◆ **Exercise objective**:
Determine how many lines of the entries contain "date". Reply with that number alone.

◆ **Provided information**:
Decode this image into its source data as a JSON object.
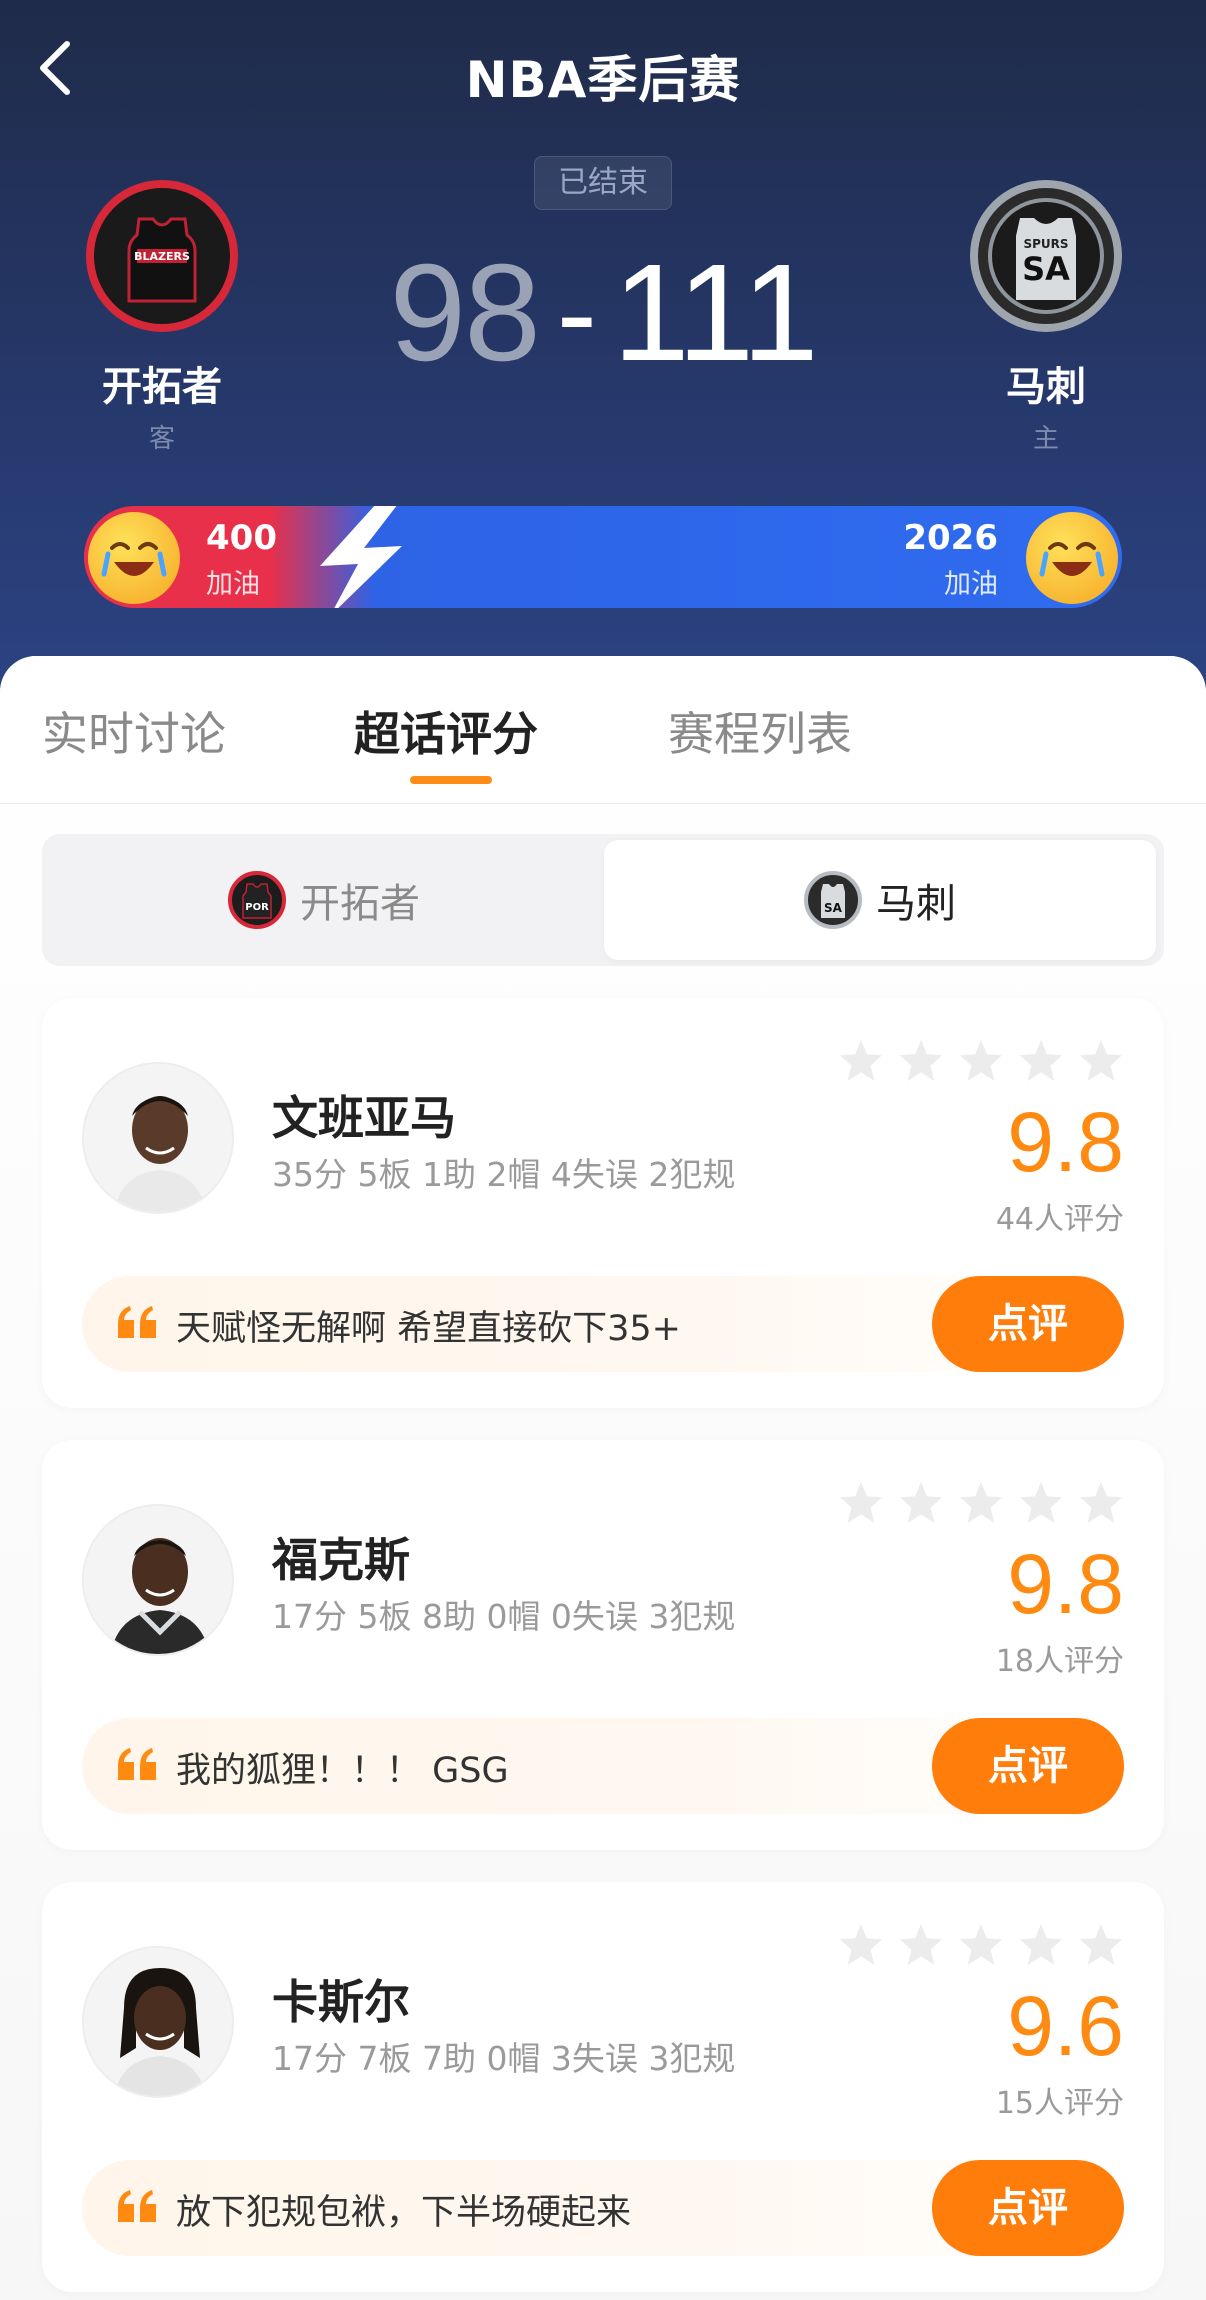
{
  "header": {
    "title": "NBA季后赛",
    "status": "已结束",
    "score_away": "98",
    "score_sep": "-",
    "score_home": "111",
    "away_team": {
      "name": "开拓者",
      "side": "客",
      "logo_text": "BLAZERS"
    },
    "home_team": {
      "name": "马刺",
      "side": "主",
      "logo_text": "SA",
      "logo_sub": "SPURS"
    }
  },
  "cheer": {
    "away_count": "400",
    "away_label": "加油",
    "home_count": "2026",
    "home_label": "加油"
  },
  "tabs": [
    {
      "label": "实时讨论"
    },
    {
      "label": "超话评分"
    },
    {
      "label": "赛程列表"
    }
  ],
  "team_switch": [
    {
      "label": "开拓者",
      "logo_text": "POR"
    },
    {
      "label": "马刺",
      "logo_text": "SA"
    }
  ],
  "players": [
    {
      "name": "文班亚马",
      "stats": "35分 5板 1助 2帽 4失误 2犯规",
      "rating": "9.8",
      "count": "44人评分",
      "comment": "天赋怪无解啊 希望直接砍下35+",
      "button": "点评"
    },
    {
      "name": "福克斯",
      "stats": "17分 5板 8助 0帽 0失误 3犯规",
      "rating": "9.8",
      "count": "18人评分",
      "comment": "我的狐狸！！！ GSG",
      "button": "点评"
    },
    {
      "name": "卡斯尔",
      "stats": "17分 7板 7助 0帽 3失误 3犯规",
      "rating": "9.6",
      "count": "15人评分",
      "comment": "放下犯规包袱，下半场硬起来",
      "button": "点评"
    }
  ],
  "colors": {
    "accent": "#ff7d0a",
    "away_red": "#d7283a",
    "home_blue": "#2f6cf0",
    "header_bg": "#26386a"
  }
}
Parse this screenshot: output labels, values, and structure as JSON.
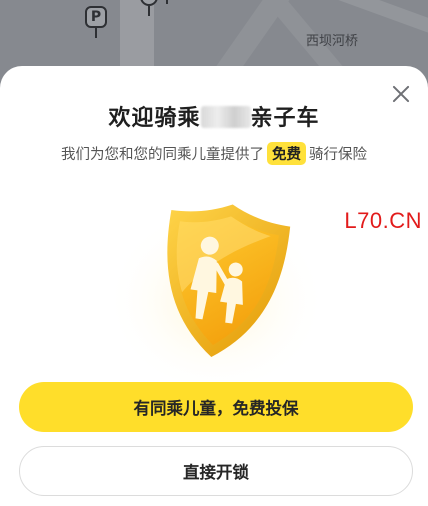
{
  "map": {
    "place_label": "西坝河桥",
    "poi_parking": "P"
  },
  "dialog": {
    "title_prefix": "欢迎骑乘",
    "title_suffix": "亲子车",
    "subtitle_before": "我们为您和您的同乘儿童提供了",
    "subtitle_badge": "免费",
    "subtitle_after": "骑行保险",
    "primary_button": "有同乘儿童，免费投保",
    "secondary_button": "直接开锁"
  },
  "watermark": "L70.CN",
  "colors": {
    "accent_yellow": "#ffde2a",
    "shield_gold": "#f7b51a",
    "watermark_red": "#e21b1b"
  },
  "icons": {
    "close": "close-icon",
    "shield": "child-insurance-shield-icon"
  }
}
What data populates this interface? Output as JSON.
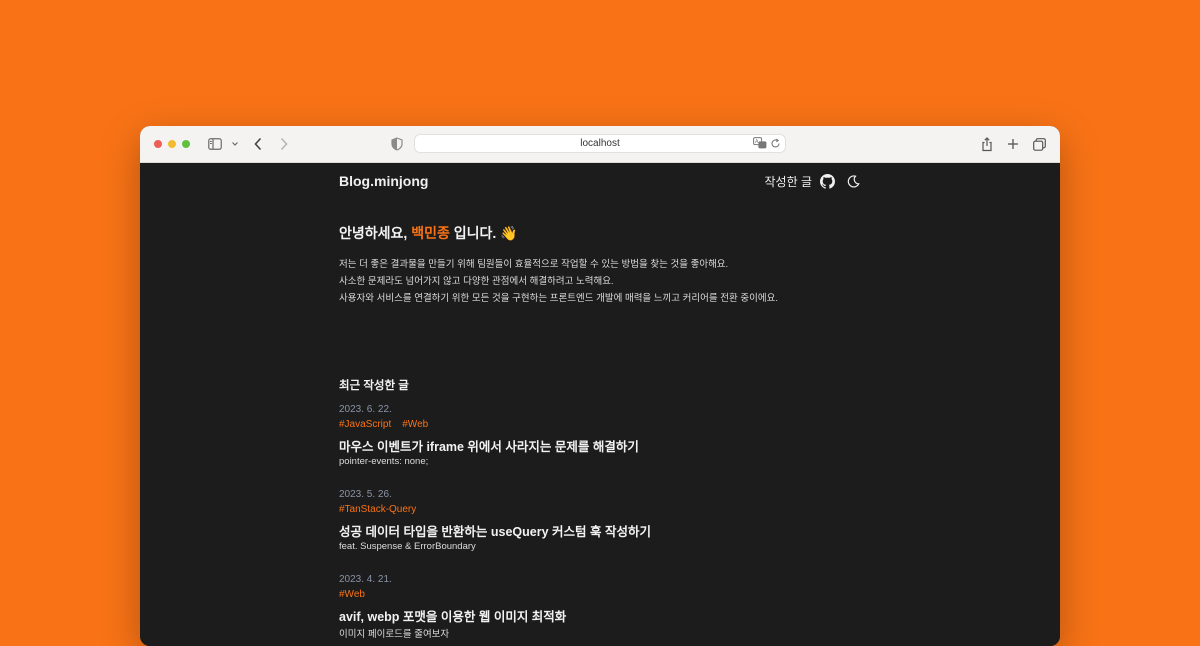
{
  "browser": {
    "url": "localhost",
    "icons": [
      "sidebar-toggle-icon",
      "chevron-down-icon",
      "back-icon",
      "forward-icon",
      "shield-icon",
      "translate-icon",
      "reload-icon",
      "share-icon",
      "new-tab-icon",
      "tabs-overview-icon"
    ]
  },
  "header": {
    "site_title": "Blog.minjong",
    "nav_link": "작성한 글",
    "icons": [
      "github-icon",
      "moon-icon"
    ]
  },
  "intro": {
    "greeting_prefix": "안녕하세요, ",
    "name": "백민종",
    "greeting_suffix": " 입니다. 👋",
    "lines": [
      "저는 더 좋은 결과물을 만들기 위해 팀원들이 효율적으로 작업할 수 있는 방법을 찾는 것을 좋아해요.",
      "사소한 문제라도 넘어가지 않고 다양한 관점에서 해결하려고 노력해요.",
      "사용자와 서비스를 연결하기 위한 모든 것을 구현하는 프론트엔드 개발에 매력을 느끼고 커리어를 전환 중이에요."
    ]
  },
  "recent": {
    "title": "최근 작성한 글",
    "posts": [
      {
        "date": "2023. 6. 22.",
        "tags": [
          "#JavaScript",
          "#Web"
        ],
        "title": "마우스 이벤트가 iframe 위에서 사라지는 문제를 해결하기",
        "desc": "pointer-events: none;"
      },
      {
        "date": "2023. 5. 26.",
        "tags": [
          "#TanStack-Query"
        ],
        "title": "성공 데이터 타입을 반환하는 useQuery 커스텀 훅 작성하기",
        "desc": "feat. Suspense & ErrorBoundary"
      },
      {
        "date": "2023. 4. 21.",
        "tags": [
          "#Web"
        ],
        "title": "avif, webp 포맷을 이용한 웹 이미지 최적화",
        "desc": "이미지 페이로드를 줄여보자"
      }
    ]
  },
  "colors": {
    "background": "#f97316",
    "accent": "#f97316",
    "page_bg": "#1c1c1c",
    "date": "#8a93a6"
  }
}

◆ **Written solution**:
4